Work to complete: Print every line of the data exactly as shown.
▬▬▬
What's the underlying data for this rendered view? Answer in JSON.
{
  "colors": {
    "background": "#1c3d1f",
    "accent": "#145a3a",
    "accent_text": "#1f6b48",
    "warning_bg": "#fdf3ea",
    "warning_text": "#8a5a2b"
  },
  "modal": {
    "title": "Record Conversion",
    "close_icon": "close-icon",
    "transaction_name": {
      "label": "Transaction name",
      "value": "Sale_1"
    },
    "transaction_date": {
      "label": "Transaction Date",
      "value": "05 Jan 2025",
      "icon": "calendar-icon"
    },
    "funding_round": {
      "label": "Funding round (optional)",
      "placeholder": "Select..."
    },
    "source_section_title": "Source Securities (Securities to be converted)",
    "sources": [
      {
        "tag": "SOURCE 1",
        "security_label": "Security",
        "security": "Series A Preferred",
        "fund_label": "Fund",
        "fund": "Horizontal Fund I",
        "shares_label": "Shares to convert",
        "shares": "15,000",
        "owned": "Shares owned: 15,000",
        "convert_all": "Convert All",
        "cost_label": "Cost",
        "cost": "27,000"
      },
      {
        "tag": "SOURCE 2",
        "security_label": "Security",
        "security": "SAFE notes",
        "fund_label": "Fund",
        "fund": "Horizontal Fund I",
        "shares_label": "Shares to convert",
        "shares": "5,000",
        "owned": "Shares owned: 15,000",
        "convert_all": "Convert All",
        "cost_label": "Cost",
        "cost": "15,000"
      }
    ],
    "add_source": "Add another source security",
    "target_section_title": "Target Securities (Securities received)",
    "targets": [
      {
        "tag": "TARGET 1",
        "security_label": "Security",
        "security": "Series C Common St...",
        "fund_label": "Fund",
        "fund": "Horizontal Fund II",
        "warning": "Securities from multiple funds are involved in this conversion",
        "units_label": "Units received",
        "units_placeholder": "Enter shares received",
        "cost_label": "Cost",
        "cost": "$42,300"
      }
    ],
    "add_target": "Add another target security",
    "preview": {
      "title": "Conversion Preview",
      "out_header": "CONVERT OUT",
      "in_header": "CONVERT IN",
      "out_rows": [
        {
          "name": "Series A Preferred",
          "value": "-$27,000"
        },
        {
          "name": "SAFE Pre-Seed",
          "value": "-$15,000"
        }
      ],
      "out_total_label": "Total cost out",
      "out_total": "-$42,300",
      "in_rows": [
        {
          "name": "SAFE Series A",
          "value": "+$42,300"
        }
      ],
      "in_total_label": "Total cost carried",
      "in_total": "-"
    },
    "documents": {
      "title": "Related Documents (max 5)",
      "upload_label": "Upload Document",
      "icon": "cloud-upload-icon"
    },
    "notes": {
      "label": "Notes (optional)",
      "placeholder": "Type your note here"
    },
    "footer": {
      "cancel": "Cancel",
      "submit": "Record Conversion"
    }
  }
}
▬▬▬
Solution below:
What's the underlying data for this rendered view? Answer in JSON.
{
  "colors": {
    "background": "#1c3d1f",
    "accent": "#145a3a",
    "accent_text": "#1f6b48",
    "warning_bg": "#fdf3ea",
    "warning_text": "#8a5a2b"
  },
  "modal": {
    "title": "Record Conversion",
    "close_icon": "close-icon",
    "transaction_name": {
      "label": "Transaction name",
      "value": "Sale_1"
    },
    "transaction_date": {
      "label": "Transaction Date",
      "value": "05 Jan 2025",
      "icon": "calendar-icon"
    },
    "funding_round": {
      "label": "Funding round (optional)",
      "placeholder": "Select..."
    },
    "source_section_title": "Source Securities (Securities to be converted)",
    "sources": [
      {
        "tag": "SOURCE 1",
        "security_label": "Security",
        "security": "Series A Preferred",
        "fund_label": "Fund",
        "fund": "Horizontal Fund I",
        "shares_label": "Shares to convert",
        "shares": "15,000",
        "owned": "Shares owned: 15,000",
        "convert_all": "Convert All",
        "cost_label": "Cost",
        "cost": "27,000"
      },
      {
        "tag": "SOURCE 2",
        "security_label": "Security",
        "security": "SAFE notes",
        "fund_label": "Fund",
        "fund": "Horizontal Fund I",
        "shares_label": "Shares to convert",
        "shares": "5,000",
        "owned": "Shares owned: 15,000",
        "convert_all": "Convert All",
        "cost_label": "Cost",
        "cost": "15,000"
      }
    ],
    "add_source": "Add another source security",
    "target_section_title": "Target Securities (Securities received)",
    "targets": [
      {
        "tag": "TARGET 1",
        "security_label": "Security",
        "security": "Series C Common St...",
        "fund_label": "Fund",
        "fund": "Horizontal Fund II",
        "warning": "Securities from multiple funds are involved in this conversion",
        "units_label": "Units received",
        "units_placeholder": "Enter shares received",
        "cost_label": "Cost",
        "cost": "$42,300"
      }
    ],
    "add_target": "Add another target security",
    "preview": {
      "title": "Conversion Preview",
      "out_header": "CONVERT OUT",
      "in_header": "CONVERT IN",
      "out_rows": [
        {
          "name": "Series A Preferred",
          "value": "-$27,000"
        },
        {
          "name": "SAFE Pre-Seed",
          "value": "-$15,000"
        }
      ],
      "out_total_label": "Total cost out",
      "out_total": "-$42,300",
      "in_rows": [
        {
          "name": "SAFE Series A",
          "value": "+$42,300"
        }
      ],
      "in_total_label": "Total cost carried",
      "in_total": "-"
    },
    "documents": {
      "title": "Related Documents (max 5)",
      "upload_label": "Upload Document",
      "icon": "cloud-upload-icon"
    },
    "notes": {
      "label": "Notes (optional)",
      "placeholder": "Type your note here"
    },
    "footer": {
      "cancel": "Cancel",
      "submit": "Record Conversion"
    }
  }
}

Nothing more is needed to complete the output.